Top Iranian politicians are turning to social media not just to get their voices heard but also to engage with the public. Are we witnessing a shift in the usually so controlled regime?
Only hours after a Twitter account, which reportedly belongs to President Rouhani wished all Jews a Happy New Year, Iran’s Foreign Minister Javad Zarif tweeted his first tweet, where he put emphasis on interaction:
Javad Zarif @JZarif
thanks for warm welcome to twitter. hope to be able to #interact & stay in touch.
In his first day on Twitter he got more than 5,000 followers and messages from all over the world. During his so far eight tweets he has already answered questions on both nuclear weapons and the Holocaust.
The Twitter account quickly received international attention, including Christiane Amanpour, who has interviewed former President Ahmadinejad – a man known for his Holocaust denial and harsh rhetoric – several times:
While Laura Rozen tweeted:

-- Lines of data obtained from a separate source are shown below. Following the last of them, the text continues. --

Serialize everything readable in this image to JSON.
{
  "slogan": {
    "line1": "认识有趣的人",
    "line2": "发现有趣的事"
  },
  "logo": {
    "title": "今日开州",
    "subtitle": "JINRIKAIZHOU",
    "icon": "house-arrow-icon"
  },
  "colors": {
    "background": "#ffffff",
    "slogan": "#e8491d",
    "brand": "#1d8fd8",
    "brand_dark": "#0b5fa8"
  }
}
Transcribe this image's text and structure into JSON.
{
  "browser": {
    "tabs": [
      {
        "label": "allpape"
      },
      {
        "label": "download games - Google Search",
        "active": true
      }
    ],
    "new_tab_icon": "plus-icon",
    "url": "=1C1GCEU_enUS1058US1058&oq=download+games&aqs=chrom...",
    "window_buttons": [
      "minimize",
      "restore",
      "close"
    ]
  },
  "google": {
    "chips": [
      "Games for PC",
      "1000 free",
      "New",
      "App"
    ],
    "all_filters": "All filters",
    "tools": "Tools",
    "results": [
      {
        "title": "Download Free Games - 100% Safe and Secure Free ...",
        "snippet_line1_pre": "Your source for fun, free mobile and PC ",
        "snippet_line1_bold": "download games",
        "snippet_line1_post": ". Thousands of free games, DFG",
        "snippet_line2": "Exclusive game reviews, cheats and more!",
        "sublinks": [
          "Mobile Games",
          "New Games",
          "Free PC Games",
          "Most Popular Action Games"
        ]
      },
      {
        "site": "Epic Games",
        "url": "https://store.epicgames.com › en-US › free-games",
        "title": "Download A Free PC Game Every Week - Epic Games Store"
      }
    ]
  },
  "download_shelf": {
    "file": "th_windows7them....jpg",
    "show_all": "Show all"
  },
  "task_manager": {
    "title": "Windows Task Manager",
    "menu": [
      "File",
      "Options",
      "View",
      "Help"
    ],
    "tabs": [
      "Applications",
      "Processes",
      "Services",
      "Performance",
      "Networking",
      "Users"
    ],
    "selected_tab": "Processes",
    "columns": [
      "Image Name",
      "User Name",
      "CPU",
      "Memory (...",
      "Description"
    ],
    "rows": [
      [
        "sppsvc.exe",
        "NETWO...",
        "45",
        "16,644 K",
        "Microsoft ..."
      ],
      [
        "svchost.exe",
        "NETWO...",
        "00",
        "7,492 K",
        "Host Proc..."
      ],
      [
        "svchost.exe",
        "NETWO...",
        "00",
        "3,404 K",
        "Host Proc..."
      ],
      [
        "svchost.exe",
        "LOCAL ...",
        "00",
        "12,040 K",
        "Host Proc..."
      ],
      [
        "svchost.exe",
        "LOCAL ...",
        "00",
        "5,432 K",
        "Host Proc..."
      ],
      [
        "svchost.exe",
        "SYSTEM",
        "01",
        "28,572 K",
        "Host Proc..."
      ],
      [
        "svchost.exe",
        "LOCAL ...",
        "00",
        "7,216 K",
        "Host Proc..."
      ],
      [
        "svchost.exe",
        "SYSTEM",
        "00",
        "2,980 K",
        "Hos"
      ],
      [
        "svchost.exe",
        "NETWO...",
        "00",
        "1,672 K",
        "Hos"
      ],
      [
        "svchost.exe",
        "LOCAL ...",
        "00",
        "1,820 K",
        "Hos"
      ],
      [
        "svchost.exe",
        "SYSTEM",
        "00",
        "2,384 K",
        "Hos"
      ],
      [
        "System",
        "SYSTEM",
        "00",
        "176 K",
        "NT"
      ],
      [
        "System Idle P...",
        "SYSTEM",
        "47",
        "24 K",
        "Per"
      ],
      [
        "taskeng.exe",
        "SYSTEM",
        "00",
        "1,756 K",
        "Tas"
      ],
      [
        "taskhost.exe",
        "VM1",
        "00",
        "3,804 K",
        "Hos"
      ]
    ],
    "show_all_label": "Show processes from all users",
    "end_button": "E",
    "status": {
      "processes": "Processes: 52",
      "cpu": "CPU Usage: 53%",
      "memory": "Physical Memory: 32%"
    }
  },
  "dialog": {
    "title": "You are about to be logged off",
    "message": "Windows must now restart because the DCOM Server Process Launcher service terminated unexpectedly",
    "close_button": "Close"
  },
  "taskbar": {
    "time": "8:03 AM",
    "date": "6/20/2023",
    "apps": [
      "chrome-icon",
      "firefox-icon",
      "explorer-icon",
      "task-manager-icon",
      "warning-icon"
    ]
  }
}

Iranian officials’ direct interaction with people haven’t only surprised foreigners but Iranians themselves, who elected the moderate cleric in the June 2013 elections mainly due to his promises of bringing more openness and transparency to government, as well as building constructive interaction with the rest of the world.
But there are still more officials signing up on Facebook, a website which has been blocked by the Iranian regime since the disputed elections in 2009.
Vice President Eshagh Jahangiri and Oil Minister Bijan Namdar Zanganeh have updated their new accounts on Facebook several times since the elections and only two days ago Marzieh Afkham, spokeswoman for the Foreign Ministry of the Islamic Republic created a Facebook page, urging people to send her private messages and tips on how authorities can convince the Iranian diaspora to return home.
“One of the issues raised by the government of prudence and hope is the return of Iranians abroad and interact with them and use the skills of all Iranians across the world. Your tips and comments, my dear countrymen, can help the servants of this country apply an appropriate approach and strategy,” wrote Afkham, who has been the first woman to be appointed spokesperson of a ministry since the 1979 revolution.
Her page was created as the Oil minister asked, on his Facebook wall, how people evaluate the presence of international companies in the country. Meanwhile, earlier this week, Zarif debated the Syrian crisis on his Facebook page, which until today has received over 120,000 likes.
In a country where Internet access is restricted this new social media trend is particularly interesting.